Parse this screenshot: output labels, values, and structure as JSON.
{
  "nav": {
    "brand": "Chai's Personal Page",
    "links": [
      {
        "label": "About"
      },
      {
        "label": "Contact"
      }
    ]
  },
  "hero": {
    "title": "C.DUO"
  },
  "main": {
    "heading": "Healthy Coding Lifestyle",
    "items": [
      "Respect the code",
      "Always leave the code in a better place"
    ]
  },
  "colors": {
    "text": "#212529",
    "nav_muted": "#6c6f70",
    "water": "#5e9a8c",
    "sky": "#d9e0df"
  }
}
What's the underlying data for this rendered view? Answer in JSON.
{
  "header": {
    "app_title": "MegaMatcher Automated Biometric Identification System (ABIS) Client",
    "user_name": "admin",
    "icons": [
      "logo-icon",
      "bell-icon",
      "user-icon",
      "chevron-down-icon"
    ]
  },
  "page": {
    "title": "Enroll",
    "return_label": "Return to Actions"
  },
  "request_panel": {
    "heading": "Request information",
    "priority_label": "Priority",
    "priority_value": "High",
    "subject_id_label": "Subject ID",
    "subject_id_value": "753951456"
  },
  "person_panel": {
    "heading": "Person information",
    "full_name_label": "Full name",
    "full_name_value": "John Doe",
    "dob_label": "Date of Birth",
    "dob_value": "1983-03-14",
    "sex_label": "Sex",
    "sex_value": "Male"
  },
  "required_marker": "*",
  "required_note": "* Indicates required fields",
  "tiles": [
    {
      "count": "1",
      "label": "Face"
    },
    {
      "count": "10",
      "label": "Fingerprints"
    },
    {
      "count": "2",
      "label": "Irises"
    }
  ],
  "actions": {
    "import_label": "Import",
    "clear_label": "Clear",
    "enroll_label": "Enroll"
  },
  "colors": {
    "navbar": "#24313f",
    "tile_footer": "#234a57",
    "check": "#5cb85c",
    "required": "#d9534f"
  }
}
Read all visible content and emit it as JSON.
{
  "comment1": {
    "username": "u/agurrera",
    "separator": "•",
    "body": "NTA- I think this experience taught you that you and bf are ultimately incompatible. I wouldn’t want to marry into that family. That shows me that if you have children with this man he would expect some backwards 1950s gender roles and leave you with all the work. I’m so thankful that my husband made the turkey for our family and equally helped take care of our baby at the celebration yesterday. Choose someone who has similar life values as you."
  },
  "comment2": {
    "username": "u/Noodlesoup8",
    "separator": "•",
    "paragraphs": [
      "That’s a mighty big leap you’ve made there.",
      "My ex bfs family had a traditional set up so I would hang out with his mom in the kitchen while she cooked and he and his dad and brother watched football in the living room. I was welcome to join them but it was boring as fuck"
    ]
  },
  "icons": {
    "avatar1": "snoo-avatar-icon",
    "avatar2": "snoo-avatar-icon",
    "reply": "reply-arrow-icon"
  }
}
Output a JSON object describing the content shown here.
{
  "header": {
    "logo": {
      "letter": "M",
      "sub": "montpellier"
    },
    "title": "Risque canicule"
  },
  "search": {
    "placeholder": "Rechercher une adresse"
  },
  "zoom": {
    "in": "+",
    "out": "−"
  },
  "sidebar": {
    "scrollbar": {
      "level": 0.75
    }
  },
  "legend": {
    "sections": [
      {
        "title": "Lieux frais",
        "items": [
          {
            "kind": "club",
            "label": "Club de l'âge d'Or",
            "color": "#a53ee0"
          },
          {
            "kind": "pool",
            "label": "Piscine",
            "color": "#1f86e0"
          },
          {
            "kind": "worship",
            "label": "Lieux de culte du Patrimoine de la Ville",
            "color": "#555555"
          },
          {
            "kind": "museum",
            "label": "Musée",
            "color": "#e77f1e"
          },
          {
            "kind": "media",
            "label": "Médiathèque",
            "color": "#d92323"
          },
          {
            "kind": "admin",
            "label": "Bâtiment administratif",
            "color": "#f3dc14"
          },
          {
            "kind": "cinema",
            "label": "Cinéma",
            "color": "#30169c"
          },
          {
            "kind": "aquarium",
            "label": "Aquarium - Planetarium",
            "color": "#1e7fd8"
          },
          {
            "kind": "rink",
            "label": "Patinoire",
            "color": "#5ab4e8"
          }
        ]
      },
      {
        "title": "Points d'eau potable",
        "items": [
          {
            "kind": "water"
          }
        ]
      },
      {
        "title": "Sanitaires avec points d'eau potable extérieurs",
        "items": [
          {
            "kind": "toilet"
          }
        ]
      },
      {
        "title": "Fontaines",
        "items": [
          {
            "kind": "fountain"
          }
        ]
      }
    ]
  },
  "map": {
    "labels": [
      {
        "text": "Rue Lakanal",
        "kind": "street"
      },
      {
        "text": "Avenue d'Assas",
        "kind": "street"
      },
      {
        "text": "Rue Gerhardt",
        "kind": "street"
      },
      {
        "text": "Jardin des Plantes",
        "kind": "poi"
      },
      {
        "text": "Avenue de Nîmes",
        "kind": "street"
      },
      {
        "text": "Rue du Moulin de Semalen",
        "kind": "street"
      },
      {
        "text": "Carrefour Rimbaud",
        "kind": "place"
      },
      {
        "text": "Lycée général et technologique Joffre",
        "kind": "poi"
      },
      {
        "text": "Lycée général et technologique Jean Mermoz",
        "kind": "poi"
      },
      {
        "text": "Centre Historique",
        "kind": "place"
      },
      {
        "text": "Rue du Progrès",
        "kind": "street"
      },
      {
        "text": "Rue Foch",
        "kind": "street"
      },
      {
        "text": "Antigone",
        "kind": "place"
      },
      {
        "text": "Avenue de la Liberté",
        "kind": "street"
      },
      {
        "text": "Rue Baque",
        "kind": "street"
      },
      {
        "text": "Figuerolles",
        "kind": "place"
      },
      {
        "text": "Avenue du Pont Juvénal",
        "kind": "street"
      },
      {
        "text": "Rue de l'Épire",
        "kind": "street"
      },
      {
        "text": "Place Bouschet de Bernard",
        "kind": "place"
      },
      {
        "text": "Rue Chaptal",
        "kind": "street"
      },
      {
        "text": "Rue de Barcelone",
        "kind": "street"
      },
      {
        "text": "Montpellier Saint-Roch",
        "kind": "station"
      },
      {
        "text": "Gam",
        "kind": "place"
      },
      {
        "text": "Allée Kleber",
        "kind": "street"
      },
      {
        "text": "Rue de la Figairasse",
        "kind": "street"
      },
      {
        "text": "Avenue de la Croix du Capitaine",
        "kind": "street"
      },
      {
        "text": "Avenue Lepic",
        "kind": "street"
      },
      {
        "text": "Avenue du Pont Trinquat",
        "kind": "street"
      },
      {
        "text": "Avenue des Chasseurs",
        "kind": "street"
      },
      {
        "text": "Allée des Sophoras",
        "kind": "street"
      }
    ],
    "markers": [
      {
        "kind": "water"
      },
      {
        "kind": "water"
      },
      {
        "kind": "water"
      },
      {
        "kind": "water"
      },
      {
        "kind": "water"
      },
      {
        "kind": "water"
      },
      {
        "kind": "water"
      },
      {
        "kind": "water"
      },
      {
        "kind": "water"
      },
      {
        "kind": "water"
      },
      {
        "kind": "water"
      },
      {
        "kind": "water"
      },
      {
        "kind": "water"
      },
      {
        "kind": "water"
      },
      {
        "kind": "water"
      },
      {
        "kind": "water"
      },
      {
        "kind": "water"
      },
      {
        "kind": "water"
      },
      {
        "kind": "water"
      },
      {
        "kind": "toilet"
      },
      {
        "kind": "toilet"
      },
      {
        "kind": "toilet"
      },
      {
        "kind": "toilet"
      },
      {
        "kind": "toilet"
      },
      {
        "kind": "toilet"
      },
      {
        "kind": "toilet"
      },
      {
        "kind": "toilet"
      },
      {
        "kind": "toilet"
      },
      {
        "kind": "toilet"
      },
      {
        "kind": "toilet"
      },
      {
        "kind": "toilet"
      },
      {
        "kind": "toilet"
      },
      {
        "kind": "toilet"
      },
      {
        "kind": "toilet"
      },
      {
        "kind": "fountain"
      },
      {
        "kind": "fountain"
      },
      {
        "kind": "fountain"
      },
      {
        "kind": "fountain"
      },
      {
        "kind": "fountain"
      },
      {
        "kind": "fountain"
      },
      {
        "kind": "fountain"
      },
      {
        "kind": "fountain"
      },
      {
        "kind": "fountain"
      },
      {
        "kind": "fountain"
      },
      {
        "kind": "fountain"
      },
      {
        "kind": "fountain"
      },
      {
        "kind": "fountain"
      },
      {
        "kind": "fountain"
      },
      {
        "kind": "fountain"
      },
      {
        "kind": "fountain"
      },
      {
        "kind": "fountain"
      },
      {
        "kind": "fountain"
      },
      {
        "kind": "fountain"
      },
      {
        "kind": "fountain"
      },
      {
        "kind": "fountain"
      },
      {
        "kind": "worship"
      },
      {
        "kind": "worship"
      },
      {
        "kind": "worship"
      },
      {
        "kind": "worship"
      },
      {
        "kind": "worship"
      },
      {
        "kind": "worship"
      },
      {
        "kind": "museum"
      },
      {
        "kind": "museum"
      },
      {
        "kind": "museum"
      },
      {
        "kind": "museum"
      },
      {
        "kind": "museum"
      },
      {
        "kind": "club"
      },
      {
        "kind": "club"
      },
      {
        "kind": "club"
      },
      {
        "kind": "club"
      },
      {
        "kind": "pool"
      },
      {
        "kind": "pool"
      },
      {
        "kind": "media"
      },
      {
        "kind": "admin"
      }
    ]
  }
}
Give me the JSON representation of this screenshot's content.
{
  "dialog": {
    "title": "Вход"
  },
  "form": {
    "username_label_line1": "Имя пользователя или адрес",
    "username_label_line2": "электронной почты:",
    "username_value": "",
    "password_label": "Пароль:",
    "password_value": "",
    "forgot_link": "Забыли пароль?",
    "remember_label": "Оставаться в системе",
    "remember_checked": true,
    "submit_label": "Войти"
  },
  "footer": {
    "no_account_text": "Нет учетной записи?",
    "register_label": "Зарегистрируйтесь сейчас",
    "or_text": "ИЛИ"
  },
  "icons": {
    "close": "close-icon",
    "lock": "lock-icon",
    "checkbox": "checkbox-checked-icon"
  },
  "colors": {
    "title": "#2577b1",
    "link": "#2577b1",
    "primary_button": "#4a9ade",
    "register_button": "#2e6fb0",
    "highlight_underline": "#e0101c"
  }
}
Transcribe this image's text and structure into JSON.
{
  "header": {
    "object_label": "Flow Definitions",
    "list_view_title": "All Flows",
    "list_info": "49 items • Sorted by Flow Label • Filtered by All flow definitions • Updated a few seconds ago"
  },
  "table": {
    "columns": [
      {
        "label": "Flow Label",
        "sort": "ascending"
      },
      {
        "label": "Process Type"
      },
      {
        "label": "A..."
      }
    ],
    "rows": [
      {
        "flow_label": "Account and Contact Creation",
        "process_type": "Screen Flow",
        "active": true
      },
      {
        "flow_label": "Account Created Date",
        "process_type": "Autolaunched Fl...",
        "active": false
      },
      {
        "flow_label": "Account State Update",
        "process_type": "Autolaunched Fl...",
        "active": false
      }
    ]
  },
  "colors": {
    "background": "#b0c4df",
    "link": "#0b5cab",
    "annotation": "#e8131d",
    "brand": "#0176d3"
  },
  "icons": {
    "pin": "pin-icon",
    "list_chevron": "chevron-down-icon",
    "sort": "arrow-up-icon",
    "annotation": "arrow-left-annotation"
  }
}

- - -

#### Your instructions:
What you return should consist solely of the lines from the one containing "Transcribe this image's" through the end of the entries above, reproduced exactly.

#### Solution to this task:
Transcribe this image's text and structure into JSON.
{
  "header": {
    "object_label": "Flow Definitions",
    "list_view_title": "All Flows",
    "list_info": "49 items • Sorted by Flow Label • Filtered by All flow definitions • Updated a few seconds ago"
  },
  "table": {
    "columns": [
      {
        "label": "Flow Label",
        "sort": "ascending"
      },
      {
        "label": "Process Type"
      },
      {
        "label": "A..."
      }
    ],
    "rows": [
      {
        "flow_label": "Account and Contact Creation",
        "process_type": "Screen Flow",
        "active": true
      },
      {
        "flow_label": "Account Created Date",
        "process_type": "Autolaunched Fl...",
        "active": false
      },
      {
        "flow_label": "Account State Update",
        "process_type": "Autolaunched Fl...",
        "active": false
      }
    ]
  },
  "colors": {
    "background": "#b0c4df",
    "link": "#0b5cab",
    "annotation": "#e8131d",
    "brand": "#0176d3"
  },
  "icons": {
    "pin": "pin-icon",
    "list_chevron": "chevron-down-icon",
    "sort": "arrow-up-icon",
    "annotation": "arrow-left-annotation"
  }
}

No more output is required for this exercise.